▶ [TRY IT]
Report each line from the records where the string "this" turns up.
-- MATERIAL FOR THE TASK follows --
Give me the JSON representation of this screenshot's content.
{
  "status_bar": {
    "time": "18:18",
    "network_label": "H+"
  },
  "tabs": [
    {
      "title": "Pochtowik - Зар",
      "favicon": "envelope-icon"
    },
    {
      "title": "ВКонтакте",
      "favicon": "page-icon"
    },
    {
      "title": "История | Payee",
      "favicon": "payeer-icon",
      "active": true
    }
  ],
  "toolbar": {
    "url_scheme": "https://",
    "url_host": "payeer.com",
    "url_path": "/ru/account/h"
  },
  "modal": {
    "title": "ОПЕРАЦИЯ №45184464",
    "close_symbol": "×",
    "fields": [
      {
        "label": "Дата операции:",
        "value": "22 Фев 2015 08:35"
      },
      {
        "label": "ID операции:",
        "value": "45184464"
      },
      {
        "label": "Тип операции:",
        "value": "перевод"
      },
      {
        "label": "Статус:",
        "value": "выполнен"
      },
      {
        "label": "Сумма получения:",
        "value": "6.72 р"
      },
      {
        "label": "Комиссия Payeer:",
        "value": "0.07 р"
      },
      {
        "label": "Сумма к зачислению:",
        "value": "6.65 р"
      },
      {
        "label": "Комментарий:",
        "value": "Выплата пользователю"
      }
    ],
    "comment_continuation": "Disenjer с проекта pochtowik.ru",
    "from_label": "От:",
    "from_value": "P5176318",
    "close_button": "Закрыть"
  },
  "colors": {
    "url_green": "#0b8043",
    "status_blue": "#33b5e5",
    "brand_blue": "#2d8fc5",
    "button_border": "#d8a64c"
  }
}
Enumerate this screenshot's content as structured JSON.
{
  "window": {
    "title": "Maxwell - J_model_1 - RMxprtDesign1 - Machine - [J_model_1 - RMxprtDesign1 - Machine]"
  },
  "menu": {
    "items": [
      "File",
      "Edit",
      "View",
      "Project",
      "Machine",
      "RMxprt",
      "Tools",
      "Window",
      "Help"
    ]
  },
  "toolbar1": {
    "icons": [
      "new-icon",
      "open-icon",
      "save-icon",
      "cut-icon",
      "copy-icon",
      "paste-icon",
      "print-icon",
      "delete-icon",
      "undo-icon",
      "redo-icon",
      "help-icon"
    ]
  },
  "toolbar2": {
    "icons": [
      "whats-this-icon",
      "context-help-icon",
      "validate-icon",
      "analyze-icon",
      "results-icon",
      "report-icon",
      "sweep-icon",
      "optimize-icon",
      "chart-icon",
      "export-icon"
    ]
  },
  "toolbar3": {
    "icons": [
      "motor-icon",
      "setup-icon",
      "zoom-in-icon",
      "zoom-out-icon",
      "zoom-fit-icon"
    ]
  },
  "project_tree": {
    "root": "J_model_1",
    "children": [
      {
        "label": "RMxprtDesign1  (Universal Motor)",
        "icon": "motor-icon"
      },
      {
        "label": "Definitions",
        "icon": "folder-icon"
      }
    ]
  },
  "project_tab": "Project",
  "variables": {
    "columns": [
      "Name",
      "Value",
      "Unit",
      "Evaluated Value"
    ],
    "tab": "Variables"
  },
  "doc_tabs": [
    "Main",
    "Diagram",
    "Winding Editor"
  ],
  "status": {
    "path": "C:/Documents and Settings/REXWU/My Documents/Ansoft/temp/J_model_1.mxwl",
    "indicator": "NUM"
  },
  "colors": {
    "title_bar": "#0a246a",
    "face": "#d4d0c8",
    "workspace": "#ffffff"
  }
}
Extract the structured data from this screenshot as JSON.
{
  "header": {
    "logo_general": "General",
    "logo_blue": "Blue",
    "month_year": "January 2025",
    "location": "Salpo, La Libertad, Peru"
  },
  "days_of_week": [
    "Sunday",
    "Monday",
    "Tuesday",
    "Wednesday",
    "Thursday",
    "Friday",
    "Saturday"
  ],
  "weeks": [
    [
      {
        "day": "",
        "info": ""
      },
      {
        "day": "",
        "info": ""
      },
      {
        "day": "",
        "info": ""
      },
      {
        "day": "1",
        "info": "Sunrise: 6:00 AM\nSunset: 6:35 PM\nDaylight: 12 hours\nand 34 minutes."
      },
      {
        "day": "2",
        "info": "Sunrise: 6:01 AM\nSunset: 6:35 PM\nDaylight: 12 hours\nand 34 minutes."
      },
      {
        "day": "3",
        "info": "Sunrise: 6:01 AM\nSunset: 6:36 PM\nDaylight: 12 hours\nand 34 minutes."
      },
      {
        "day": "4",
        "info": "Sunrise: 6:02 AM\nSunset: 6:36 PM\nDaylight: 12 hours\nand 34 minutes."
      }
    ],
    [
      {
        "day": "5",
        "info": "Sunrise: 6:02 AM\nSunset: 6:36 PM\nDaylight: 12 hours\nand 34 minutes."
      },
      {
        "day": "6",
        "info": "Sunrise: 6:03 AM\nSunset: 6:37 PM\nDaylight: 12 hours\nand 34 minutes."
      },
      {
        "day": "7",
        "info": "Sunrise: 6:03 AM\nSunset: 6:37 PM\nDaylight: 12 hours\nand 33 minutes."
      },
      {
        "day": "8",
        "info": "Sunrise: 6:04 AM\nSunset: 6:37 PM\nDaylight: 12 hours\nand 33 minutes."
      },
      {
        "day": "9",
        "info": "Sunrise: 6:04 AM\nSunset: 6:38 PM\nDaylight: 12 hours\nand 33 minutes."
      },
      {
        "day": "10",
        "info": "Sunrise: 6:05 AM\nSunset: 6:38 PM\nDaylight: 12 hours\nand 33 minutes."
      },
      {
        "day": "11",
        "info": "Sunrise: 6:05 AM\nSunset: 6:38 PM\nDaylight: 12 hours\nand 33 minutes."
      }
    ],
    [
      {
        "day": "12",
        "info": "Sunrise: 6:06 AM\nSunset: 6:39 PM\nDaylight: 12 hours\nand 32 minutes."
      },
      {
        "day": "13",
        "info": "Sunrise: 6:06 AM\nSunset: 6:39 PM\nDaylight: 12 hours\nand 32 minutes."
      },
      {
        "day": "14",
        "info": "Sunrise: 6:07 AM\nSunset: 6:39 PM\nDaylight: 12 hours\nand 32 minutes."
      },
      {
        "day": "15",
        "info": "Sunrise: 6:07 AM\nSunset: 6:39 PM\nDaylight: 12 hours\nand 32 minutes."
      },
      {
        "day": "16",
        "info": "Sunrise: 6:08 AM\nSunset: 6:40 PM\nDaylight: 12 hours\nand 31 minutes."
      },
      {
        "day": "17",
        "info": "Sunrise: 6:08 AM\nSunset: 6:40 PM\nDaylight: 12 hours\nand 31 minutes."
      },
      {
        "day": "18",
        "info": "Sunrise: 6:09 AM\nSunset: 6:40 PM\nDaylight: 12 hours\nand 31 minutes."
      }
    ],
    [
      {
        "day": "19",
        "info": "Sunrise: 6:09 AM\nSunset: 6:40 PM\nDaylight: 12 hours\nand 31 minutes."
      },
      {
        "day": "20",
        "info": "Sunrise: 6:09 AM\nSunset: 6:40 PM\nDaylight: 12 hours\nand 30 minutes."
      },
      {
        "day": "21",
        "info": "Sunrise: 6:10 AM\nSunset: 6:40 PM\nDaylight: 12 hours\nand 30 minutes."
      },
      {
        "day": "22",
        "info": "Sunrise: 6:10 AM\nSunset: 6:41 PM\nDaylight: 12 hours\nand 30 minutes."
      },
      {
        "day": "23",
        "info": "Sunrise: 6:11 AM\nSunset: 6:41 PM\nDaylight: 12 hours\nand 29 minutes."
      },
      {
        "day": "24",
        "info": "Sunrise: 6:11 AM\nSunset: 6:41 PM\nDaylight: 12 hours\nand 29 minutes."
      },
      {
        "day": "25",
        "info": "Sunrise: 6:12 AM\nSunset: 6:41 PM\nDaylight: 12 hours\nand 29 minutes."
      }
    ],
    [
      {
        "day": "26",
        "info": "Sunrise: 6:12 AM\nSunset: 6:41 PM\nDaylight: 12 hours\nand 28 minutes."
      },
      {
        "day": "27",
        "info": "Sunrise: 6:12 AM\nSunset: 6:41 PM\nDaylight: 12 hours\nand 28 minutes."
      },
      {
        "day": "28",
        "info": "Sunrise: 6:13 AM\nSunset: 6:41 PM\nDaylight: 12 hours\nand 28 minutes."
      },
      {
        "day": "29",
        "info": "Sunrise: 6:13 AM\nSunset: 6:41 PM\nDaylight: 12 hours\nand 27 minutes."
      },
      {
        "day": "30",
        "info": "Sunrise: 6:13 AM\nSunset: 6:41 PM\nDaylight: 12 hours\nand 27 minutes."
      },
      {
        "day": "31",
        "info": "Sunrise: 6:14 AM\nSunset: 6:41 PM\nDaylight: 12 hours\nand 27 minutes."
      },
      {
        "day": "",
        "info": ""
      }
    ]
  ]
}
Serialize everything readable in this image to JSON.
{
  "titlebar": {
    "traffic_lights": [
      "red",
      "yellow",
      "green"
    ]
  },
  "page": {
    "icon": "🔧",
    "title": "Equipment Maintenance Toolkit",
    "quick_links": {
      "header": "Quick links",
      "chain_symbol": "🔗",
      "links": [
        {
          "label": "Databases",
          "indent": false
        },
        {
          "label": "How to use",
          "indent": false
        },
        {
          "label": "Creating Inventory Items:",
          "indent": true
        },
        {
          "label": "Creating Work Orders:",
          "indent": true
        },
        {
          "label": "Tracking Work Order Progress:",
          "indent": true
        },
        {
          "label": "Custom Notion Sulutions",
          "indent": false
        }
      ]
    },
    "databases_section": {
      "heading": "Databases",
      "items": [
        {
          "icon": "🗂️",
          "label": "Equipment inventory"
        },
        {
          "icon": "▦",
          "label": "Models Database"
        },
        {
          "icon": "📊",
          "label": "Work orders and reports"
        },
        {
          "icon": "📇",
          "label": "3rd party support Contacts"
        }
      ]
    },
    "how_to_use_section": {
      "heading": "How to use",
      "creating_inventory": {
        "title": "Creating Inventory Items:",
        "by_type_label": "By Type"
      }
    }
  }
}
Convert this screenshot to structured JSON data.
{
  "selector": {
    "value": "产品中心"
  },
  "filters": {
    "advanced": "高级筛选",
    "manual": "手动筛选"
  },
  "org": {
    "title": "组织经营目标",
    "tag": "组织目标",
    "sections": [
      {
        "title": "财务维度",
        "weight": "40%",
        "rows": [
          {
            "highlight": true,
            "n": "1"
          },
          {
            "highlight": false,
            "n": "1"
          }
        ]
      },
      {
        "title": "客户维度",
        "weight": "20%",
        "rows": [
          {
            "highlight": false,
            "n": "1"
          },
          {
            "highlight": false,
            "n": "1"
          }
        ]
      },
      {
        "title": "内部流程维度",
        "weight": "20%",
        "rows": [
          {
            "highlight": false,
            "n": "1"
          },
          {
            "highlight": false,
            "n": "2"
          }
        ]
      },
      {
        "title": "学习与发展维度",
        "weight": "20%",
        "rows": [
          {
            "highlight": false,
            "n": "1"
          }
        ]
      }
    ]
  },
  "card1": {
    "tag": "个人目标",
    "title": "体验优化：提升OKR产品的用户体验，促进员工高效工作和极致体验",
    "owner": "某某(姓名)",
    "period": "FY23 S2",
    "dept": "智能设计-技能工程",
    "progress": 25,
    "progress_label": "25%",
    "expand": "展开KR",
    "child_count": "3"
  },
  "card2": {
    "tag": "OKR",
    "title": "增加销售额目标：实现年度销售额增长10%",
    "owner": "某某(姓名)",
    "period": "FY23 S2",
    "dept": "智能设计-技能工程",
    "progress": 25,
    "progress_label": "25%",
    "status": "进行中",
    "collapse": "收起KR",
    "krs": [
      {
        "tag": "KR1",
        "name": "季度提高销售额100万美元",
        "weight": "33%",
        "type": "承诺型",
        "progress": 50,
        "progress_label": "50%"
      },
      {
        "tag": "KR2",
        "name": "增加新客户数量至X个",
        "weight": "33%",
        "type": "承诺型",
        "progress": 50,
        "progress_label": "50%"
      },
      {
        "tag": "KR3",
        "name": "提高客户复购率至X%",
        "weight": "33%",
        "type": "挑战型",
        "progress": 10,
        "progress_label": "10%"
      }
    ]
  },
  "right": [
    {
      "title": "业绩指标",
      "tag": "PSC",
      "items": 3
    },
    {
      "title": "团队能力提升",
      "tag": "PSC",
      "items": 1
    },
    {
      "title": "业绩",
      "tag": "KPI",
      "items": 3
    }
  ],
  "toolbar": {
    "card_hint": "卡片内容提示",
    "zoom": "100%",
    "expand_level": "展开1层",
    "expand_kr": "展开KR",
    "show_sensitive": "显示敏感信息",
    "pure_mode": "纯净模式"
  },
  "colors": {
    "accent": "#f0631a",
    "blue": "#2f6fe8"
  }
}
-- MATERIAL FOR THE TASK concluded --
▶ [FINISHED TASK]
Give me the JSON representation of this screenshot's content.
Enumerate this screenshot's content as structured JSON.
      "whats-this-icon",
Extract the structured data from this screenshot as JSON.
Serialize everything readable in this image to JSON.
Convert this screenshot to structured JSON data.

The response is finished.